(Beginning of Data provided)
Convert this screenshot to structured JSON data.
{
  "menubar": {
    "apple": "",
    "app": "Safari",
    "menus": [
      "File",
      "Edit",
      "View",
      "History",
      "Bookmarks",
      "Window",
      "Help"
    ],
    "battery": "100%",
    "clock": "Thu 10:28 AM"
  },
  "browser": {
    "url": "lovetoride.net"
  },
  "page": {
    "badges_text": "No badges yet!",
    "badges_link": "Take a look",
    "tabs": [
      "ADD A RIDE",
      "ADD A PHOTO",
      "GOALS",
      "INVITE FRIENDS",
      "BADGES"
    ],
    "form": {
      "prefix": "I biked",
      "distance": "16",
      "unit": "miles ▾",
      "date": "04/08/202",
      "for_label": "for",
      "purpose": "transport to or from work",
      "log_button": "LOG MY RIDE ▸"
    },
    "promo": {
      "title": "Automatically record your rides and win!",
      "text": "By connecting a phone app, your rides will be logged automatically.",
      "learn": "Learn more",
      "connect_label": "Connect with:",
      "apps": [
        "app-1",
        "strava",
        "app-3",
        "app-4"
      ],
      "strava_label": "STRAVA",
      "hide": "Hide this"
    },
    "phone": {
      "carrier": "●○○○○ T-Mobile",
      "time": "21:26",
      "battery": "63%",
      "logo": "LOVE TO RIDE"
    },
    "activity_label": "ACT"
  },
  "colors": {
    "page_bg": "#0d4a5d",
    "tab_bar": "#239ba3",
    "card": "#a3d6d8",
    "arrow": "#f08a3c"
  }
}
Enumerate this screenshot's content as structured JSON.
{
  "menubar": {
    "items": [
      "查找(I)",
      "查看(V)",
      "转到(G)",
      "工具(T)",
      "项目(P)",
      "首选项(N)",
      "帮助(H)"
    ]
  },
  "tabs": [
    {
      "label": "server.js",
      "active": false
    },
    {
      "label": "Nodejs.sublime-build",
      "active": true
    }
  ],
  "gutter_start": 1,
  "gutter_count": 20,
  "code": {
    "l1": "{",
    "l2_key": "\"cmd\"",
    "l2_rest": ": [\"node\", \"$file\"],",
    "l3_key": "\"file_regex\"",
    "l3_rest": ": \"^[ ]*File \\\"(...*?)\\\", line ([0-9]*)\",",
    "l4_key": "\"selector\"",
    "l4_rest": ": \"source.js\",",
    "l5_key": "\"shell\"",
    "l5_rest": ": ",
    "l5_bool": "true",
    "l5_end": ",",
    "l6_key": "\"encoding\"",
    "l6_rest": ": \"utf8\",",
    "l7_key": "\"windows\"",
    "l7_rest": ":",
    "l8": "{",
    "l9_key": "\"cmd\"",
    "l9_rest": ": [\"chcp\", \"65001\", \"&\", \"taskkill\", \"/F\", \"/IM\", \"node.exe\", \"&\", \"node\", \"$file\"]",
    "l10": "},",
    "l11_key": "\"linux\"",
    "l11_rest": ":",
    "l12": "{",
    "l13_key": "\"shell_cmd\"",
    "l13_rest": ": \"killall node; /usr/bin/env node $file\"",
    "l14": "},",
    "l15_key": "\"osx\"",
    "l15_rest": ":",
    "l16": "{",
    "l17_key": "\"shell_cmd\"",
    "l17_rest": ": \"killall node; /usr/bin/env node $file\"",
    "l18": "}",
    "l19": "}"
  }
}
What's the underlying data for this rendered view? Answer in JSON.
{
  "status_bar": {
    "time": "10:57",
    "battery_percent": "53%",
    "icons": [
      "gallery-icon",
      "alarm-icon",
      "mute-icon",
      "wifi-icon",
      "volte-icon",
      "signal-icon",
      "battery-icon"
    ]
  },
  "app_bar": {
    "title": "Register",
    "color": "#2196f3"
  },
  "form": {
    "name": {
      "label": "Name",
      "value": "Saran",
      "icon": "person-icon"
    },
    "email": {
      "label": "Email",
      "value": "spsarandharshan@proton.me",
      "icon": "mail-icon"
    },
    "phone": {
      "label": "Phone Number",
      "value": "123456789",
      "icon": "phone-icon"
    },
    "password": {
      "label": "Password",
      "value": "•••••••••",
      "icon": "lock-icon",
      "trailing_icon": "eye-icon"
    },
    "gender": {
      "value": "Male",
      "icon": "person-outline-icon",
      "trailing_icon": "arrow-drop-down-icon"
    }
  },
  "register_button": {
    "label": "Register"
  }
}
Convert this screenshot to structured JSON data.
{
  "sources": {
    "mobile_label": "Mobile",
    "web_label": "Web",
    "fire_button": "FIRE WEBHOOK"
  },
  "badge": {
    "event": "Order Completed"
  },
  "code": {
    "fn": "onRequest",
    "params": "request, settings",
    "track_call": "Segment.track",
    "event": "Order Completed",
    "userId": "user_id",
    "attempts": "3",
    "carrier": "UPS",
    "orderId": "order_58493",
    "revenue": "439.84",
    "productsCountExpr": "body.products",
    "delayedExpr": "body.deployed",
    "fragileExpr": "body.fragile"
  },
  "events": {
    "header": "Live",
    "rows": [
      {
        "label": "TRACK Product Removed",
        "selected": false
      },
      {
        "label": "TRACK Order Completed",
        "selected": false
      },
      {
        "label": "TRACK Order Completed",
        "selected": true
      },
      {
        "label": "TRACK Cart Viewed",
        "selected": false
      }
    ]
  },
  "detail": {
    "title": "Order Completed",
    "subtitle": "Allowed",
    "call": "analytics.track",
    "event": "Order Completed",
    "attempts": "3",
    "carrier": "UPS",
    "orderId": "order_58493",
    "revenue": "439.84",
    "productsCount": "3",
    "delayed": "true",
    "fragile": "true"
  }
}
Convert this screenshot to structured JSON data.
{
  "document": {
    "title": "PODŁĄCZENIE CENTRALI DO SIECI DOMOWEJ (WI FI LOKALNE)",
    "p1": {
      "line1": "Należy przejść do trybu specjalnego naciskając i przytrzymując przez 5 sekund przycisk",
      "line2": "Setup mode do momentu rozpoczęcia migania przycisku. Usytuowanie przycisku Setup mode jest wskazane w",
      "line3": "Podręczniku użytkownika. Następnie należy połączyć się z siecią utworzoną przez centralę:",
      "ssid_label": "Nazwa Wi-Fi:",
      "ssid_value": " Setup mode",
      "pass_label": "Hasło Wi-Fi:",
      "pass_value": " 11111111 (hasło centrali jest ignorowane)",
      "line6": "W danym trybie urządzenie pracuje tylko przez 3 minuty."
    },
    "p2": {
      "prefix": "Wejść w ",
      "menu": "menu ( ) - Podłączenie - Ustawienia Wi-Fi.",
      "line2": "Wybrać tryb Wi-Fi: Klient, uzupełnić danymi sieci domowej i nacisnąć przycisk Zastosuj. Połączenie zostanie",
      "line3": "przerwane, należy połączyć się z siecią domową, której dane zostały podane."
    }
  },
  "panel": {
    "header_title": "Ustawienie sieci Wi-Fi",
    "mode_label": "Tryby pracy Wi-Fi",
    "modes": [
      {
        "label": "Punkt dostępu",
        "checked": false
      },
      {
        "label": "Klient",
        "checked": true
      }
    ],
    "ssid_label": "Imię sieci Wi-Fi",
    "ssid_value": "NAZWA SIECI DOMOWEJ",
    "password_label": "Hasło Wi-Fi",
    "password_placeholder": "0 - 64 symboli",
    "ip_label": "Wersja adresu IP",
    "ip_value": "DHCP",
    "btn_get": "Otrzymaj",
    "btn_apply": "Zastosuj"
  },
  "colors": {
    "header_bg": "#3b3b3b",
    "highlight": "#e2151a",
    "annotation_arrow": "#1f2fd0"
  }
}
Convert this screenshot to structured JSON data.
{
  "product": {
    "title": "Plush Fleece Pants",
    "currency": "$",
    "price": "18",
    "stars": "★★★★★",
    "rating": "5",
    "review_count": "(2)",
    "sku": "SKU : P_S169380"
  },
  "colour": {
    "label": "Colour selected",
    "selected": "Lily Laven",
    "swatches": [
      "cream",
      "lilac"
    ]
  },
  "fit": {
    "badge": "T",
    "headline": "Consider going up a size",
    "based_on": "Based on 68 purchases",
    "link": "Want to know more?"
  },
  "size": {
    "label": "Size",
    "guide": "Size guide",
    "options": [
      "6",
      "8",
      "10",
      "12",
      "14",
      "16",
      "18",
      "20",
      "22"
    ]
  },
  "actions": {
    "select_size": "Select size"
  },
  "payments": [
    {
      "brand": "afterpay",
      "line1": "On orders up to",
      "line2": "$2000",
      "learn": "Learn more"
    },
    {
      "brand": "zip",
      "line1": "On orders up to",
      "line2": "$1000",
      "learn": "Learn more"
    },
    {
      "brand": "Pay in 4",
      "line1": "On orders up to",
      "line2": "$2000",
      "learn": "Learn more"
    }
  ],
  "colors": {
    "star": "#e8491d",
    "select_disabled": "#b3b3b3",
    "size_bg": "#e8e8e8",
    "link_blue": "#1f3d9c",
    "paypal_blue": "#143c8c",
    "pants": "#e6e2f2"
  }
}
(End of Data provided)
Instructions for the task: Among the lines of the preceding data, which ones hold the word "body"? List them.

Response:
    "productsCountExpr": "body.products",
    "delayedExpr": "body.deployed",
    "fragileExpr": "body.fragile"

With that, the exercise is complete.